UK anaerobic digestion industry surpasses 100 plant 'milestone'
The number of anaerobic digestion (AD) plants in the UK outside of the water industry has nearly doubled since September 2011, exceeding the 100 mark for the first time, according to figures released today.
Gathered by bioeconomy consultants NNFCC and the Waste & Resources Action Programme (WRAP), the figures reveal that currently there are 106 AD plants outside of the water industry. Combined they process up to 5.1 million tonnes of food and farm waste every year and have an installed electrical capacity of more than 88MWe.
NNFCC head of biomass and biogas Lucy Hopwood said: "This is a significant milestone for the anaerobic digestion industry in the UK and highlights the broad range of companies turning to AD for waste management and to generate renewable heat and electricity.
"Recent actions and innovations in technology development, training and process optimisation have led to greater opportunities and a more robust industry.
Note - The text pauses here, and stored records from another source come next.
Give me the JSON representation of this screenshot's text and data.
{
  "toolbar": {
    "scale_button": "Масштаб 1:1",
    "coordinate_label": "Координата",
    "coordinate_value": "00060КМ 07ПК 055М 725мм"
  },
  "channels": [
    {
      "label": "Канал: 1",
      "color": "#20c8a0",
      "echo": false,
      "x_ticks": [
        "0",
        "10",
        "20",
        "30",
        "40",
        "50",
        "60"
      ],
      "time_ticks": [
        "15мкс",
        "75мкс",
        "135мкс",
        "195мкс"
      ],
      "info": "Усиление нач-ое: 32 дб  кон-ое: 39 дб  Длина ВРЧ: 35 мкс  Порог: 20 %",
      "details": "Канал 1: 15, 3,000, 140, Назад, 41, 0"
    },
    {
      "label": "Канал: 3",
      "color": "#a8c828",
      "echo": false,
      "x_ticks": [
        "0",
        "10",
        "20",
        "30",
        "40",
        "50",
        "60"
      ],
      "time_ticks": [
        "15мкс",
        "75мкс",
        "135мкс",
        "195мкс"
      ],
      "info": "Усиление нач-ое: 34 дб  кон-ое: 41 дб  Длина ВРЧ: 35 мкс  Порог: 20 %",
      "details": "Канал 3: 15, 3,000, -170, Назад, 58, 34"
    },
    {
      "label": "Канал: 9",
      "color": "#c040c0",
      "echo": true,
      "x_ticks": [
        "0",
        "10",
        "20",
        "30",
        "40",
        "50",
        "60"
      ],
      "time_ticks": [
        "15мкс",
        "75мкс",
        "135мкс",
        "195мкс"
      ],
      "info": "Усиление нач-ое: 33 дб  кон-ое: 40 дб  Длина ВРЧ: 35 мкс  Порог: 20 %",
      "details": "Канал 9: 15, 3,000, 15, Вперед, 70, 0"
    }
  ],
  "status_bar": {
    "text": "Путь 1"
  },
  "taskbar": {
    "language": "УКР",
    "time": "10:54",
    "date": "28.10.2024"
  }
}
For investors anaerobic digestion is an easy win with good returns, support from a number of Government incentives and low investment risk," she added.
Almost half of the AD plants currently in operation are 'community' digesters, where food waste is collected from multiple sources, such as supermarkets, hospitality providers and households, to be converted into heat, power and fertiliser.
A further 30% use 'agricultural' feedstocks, like slurry, manure, crops or residues and the remaining digesters are 'industrial' sites treating on-site waste such as brewery effluent and food processing residues.
Commenting on the achievement, a Defra spokesperson said: "AD is a valuable technology that can turn food and farm waste into renewable energy and valuable fertiliser, we welcome the continuing development of the sector from 54 plants when the AD Strategy was published in June 2011 to more than 100 now,"
"Working with stakeholders, we continue to take forward the AD Strategy and Action Plan which is tackling the barriers to further uptake of AD."